Monday, August 20, 2018

Reading Existentially

"Moses then said to Aaron, “This is what the LORD spoke of when he said: ‘Among those who approach me I will show myself holy; in the sight of all the people I will be honored.’ ” Aaron remained silent (Leviticus 10:3).

As a methodology, subjectivism is dangerous. At the same time, however. Christians should read the Bible as people who are personally and passionately involved with what we are reading. We should read the Bible as if it were personally addressed to us.

The characters in the Bible are not fictional. They are real people who lived life with all its difficulties. The Bible is not simply communicating information to us but is presenting us with the fullness of life. The full range of human emotions is present.

One of the best illustrations of this occurs in Leviticus 10, where we have the record of the deaths of Nadab and Abihu, the sons of Aaron. We read that “Aaron’s sons Nadab and Abihu took their censers, put fire in them and added incense; and they offered unauthorized fire before the LORD, contrary to his command. So fire came out from the presence of the LORD and consumed them, and they died before the LORD” (vv. 1–2).

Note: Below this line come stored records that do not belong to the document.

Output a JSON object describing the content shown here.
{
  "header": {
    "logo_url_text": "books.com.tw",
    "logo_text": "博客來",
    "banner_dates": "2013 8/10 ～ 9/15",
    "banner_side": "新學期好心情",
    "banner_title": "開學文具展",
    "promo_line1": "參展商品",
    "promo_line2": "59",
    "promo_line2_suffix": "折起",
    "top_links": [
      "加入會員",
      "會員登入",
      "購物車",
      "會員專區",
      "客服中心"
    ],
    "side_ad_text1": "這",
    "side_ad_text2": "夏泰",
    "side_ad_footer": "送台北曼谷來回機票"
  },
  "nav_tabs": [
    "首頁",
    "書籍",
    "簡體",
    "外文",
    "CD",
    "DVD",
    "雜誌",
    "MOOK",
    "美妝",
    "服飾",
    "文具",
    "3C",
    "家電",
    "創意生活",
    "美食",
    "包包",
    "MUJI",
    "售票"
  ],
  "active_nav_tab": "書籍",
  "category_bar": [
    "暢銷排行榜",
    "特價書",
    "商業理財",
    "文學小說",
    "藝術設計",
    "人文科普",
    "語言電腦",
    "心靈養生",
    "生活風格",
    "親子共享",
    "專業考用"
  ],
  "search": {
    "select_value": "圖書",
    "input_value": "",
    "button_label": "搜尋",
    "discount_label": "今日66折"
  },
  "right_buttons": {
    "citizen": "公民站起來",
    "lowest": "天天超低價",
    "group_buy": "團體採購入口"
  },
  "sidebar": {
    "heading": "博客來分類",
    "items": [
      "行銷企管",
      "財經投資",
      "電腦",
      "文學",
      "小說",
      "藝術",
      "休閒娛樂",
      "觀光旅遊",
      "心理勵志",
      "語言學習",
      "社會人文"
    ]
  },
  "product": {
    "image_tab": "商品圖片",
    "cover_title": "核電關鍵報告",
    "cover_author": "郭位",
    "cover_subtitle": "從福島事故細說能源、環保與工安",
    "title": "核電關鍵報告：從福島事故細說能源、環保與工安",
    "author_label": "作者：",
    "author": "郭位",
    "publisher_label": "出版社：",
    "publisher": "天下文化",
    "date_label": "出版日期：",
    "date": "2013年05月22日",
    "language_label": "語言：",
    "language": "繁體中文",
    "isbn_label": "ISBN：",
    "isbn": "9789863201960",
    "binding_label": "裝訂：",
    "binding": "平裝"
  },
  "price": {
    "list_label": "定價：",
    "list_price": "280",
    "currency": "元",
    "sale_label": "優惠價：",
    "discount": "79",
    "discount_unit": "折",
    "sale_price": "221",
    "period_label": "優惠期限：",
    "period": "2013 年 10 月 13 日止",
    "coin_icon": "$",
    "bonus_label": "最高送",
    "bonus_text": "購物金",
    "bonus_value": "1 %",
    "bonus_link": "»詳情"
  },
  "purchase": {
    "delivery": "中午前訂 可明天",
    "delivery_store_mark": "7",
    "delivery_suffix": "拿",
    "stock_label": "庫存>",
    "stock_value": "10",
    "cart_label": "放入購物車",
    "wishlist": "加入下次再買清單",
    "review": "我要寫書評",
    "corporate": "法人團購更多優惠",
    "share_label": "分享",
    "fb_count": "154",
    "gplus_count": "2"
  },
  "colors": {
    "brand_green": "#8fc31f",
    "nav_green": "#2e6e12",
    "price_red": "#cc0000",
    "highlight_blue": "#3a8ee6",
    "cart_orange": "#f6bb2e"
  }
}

There is not a word in this passage about Aaron’s reaction except what is implied. What do you think it was like for Aaron? Are we to assume that he was unmoved? Obviously not. I imagine Aaron was overcome with grief, and that he screamed to Moses, “Moses! What kind of a God would do this? I’ve served Him day and night. I’ve prepared my boys for the priesthood, and one little tiny transgression and He destroys them. Why, Moses? Why?”

Moses replied to his dear brother, “Aaron, don’t you remember that God made it clear that He would be treated as holy by those who approach Him? Don’t you see, Aaron, God will not tolerate sacrilege at the altar, even if it comes from the hands of your sons? God cannot tolerate it.” And Aaron bowed his head and was silent.

Can we feel the anguish and see the trial of Aaron’s faith as he keeps silent through his tears? If we can, we are able to make the Bible real to us.

Read Genesis 22. What were these men feeling? Do you begin to get a better understanding of what God was doing with them, and of what God is doing in your own life? Put yourself in the shoes of Abraham and then Isaac.